───── TASK DATA

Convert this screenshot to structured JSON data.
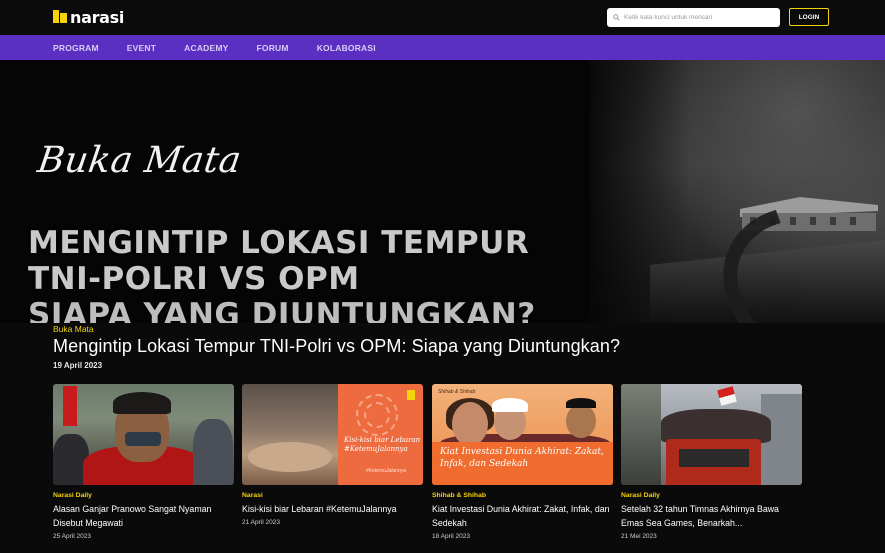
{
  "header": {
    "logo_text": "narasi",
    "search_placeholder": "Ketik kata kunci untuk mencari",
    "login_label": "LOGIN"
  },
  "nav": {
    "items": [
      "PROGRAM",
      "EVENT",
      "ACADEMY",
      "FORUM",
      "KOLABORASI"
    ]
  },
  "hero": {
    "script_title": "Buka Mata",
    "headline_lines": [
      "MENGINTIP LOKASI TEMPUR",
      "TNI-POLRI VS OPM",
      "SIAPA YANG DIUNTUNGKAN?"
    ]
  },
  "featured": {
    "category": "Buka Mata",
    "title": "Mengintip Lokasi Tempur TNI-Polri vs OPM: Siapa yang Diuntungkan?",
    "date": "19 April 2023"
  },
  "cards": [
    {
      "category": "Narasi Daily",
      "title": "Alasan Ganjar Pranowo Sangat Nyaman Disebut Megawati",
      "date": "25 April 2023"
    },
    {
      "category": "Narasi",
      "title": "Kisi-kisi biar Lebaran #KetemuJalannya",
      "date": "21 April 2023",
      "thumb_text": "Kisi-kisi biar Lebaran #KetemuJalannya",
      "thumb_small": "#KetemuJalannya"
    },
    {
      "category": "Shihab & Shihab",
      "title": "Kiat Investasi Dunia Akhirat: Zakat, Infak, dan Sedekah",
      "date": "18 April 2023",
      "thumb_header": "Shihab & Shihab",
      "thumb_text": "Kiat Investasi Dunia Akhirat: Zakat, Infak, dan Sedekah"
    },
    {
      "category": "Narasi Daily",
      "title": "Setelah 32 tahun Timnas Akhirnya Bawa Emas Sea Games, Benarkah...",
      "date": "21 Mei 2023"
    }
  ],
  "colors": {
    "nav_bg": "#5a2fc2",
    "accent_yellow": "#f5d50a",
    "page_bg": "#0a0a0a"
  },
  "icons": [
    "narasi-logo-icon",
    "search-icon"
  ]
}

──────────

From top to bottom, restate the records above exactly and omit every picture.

Convert this screenshot to structured JSON data.
{
  "header": {
    "logo_text": "narasi",
    "search_placeholder": "Ketik kata kunci untuk mencari",
    "login_label": "LOGIN"
  },
  "nav": {
    "items": [
      "PROGRAM",
      "EVENT",
      "ACADEMY",
      "FORUM",
      "KOLABORASI"
    ]
  },
  "hero": {
    "script_title": "Buka Mata",
    "headline_lines": [
      "MENGINTIP LOKASI TEMPUR",
      "TNI-POLRI VS OPM",
      "SIAPA YANG DIUNTUNGKAN?"
    ]
  },
  "featured": {
    "category": "Buka Mata",
    "title": "Mengintip Lokasi Tempur TNI-Polri vs OPM: Siapa yang Diuntungkan?",
    "date": "19 April 2023"
  },
  "cards": [
    {
      "category": "Narasi Daily",
      "title": "Alasan Ganjar Pranowo Sangat Nyaman Disebut Megawati",
      "date": "25 April 2023"
    },
    {
      "category": "Narasi",
      "title": "Kisi-kisi biar Lebaran #KetemuJalannya",
      "date": "21 April 2023",
      "thumb_text": "Kisi-kisi biar Lebaran #KetemuJalannya",
      "thumb_small": "#KetemuJalannya"
    },
    {
      "category": "Shihab & Shihab",
      "title": "Kiat Investasi Dunia Akhirat: Zakat, Infak, dan Sedekah",
      "date": "18 April 2023",
      "thumb_header": "Shihab & Shihab",
      "thumb_text": "Kiat Investasi Dunia Akhirat: Zakat, Infak, dan Sedekah"
    },
    {
      "category": "Narasi Daily",
      "title": "Setelah 32 tahun Timnas Akhirnya Bawa Emas Sea Games, Benarkah...",
      "date": "21 Mei 2023"
    }
  ],
  "colors": {
    "nav_bg": "#5a2fc2",
    "accent_yellow": "#f5d50a",
    "page_bg": "#0a0a0a"
  },
  "icons": [
    "narasi-logo-icon",
    "search-icon"
  ]
}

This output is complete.